By Jeanne Sager
CALLICOON June 13, 2006 It wasnt enough for Lynn Elfert to hear the tractors.
The diesel fumes wreak havoc with her asthma, but Elfert descended the hill from her home overlooking Callicoon Sunday.
She had to Sunday was Tractor Parade day in Callicoon.
To hear it and not see it . . . its a very difficult thing to deal with, Elfert said.
On the second Sunday in June, the old world of agriculture springs back to life and rolls the river hamlet into the summer season.
Now in its 10th year, the parade drew thousands to Callicoon first for an early morning pancake breakfast that sold out more than 600 meals at the firehouse, then on to the farmers market on the back side of town, and finally for the parade at the noon whistle.

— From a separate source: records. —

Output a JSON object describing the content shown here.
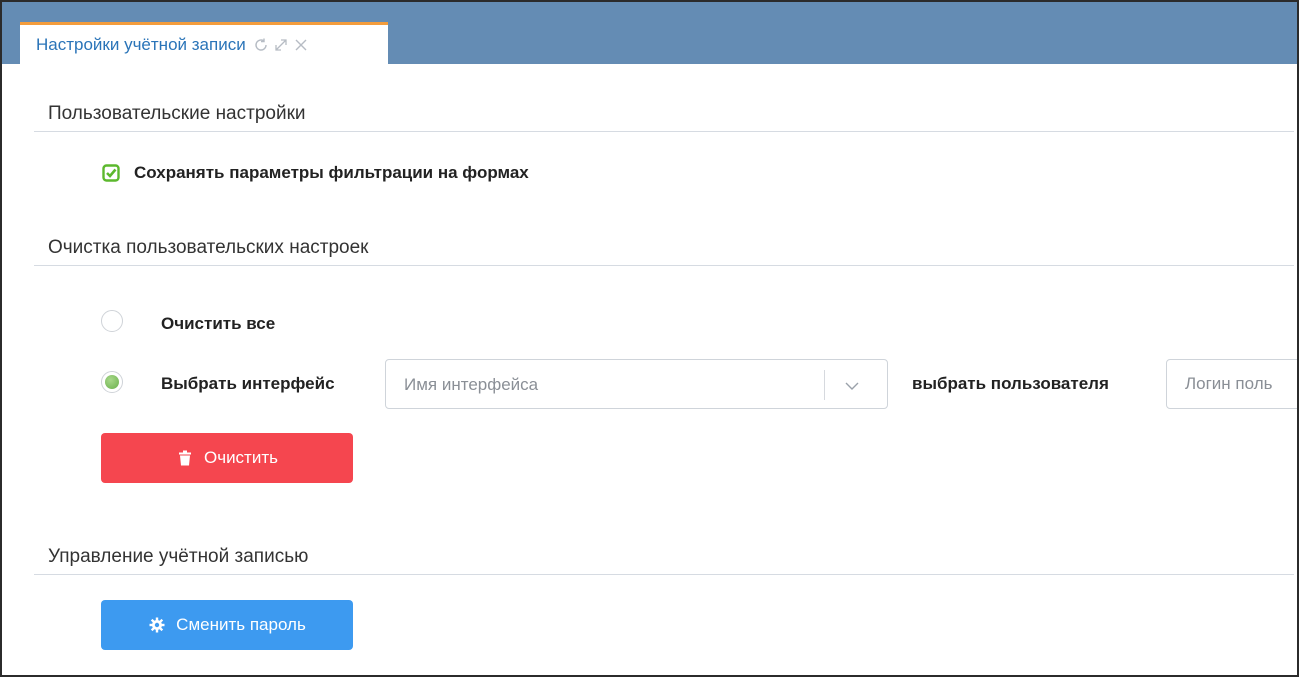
{
  "tab": {
    "title": "Настройки учётной записи",
    "icons": [
      "refresh-icon",
      "expand-icon",
      "close-icon"
    ]
  },
  "sections": {
    "user_settings": {
      "title": "Пользовательские настройки",
      "save_filter_label": "Сохранять параметры фильтрации на формах",
      "save_filter_checked": true
    },
    "clear_settings": {
      "title": "Очистка пользовательских настроек",
      "clear_all_label": "Очистить все",
      "clear_all_selected": false,
      "select_interface_label": "Выбрать интерфейс",
      "select_interface_selected": true,
      "interface_placeholder": "Имя интерфейса",
      "select_user_label": "выбрать пользователя",
      "login_placeholder": "Логин поль",
      "clear_button_label": "Очистить"
    },
    "account": {
      "title": "Управление учётной записью",
      "change_password_label": "Сменить пароль"
    }
  },
  "colors": {
    "tabbar": "#648cb4",
    "tab_accent": "#f39c3c",
    "checkbox_green": "#5cb82d",
    "danger": "#f5464f",
    "primary": "#3d9af0"
  }
}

The day dawned unseasonably chilly, but in 10 years Kathy Langley has never seen so many people lining the streets of Callicoon or as many tractors.
Youre so at the mercy of a number of things you cant control, the tractor parade founder said, the number of people, the weather . . . but I think this parade, we go with the flow, we adapt.
Our second year, it did rain, and people did show up, she recalled. This year, someone said it looked more like people were attending the football game with their sweatshirts and their blankets!
But hundreds of tractors lined up on the Delaware Youth Center field to mosey down Main Street.
They came from as far as Philadelphia (for the third time) and as near as Cochecton Center.
Asked what brought him all the way from Wayne, NJ, Bruce Dericks grinned.
The crowds . . . and the tractors! he said.
Dericks keeps his 1958 Low Boy Farmall at his second home in Honesdale, Pa., and hes planned a trip to Callicoon for the past three years to make sure hed make it to the parade.
He isnt the only one people plan their family reunions around the parade, Langley said.
There were parties planned for Saturday, parties on Sunday morning and parties on Sunday afternoon.
But no one planned a party for Sunday at noon.
They watched for an hour on Sunday, until the Kays family drove their giant combine out of the parking lot at Pecks Market to follow the last of the tractors down the street.
There were new tractors and old, funny signs and grinning children.
And the people were there to watch, to laugh, to hoot and holler and see whats new.
I do think that people, especially the tractor drivers, are trying to do something different, Langley said. The guy in the bathtub hes been here before but bless his heart, in the freezing cold, he was taking a shower.
New this year was a visit from Thunder 102s deejays Paul Ciliberto and Mike Sakell, who set up on the opposite end of town from emcee Jesse Ballew.
Theyll be back next year and theyll be playing music during the chicken barbecue that follows the parade.
And thanks to the donation of envelopes and a design from Linda Thiede of Damascus, Pa., the Callicoon postal workers sold a special stamp cancellation to benefit the youth center.
Folks can still drop in to purchase a cancelled stamp, and they can stop in at shops up and down Main Street to snag tractor parade tee shirts and hats in the coming weeks.
But as important as it is to change things up to attract the crowds the quirkiness of a tractor parade is enough, Langley said.
They get a kick out of it, she said of the drivers. Some of them show up at 8 in the morning, and they dont get to do anything until noon.
Then it lasts for that driver for what, 20 minutes? she pondered. And yet, they love it.
Thats why Langley will be part of the planning for next years tractor parade to hopefully sell out 600 more chicken dinners to benefit the youth center and send hundreds of tractors rolling down Main Street on the second Sunday of June 2007.
For me, it showcases Callicoon, she said. I think we never look better.
Concurrently, theres a pancake breakfast, a farmers market, a chicken barbecue and a parade in most towns, they do one of those in a day.
And here we have all four!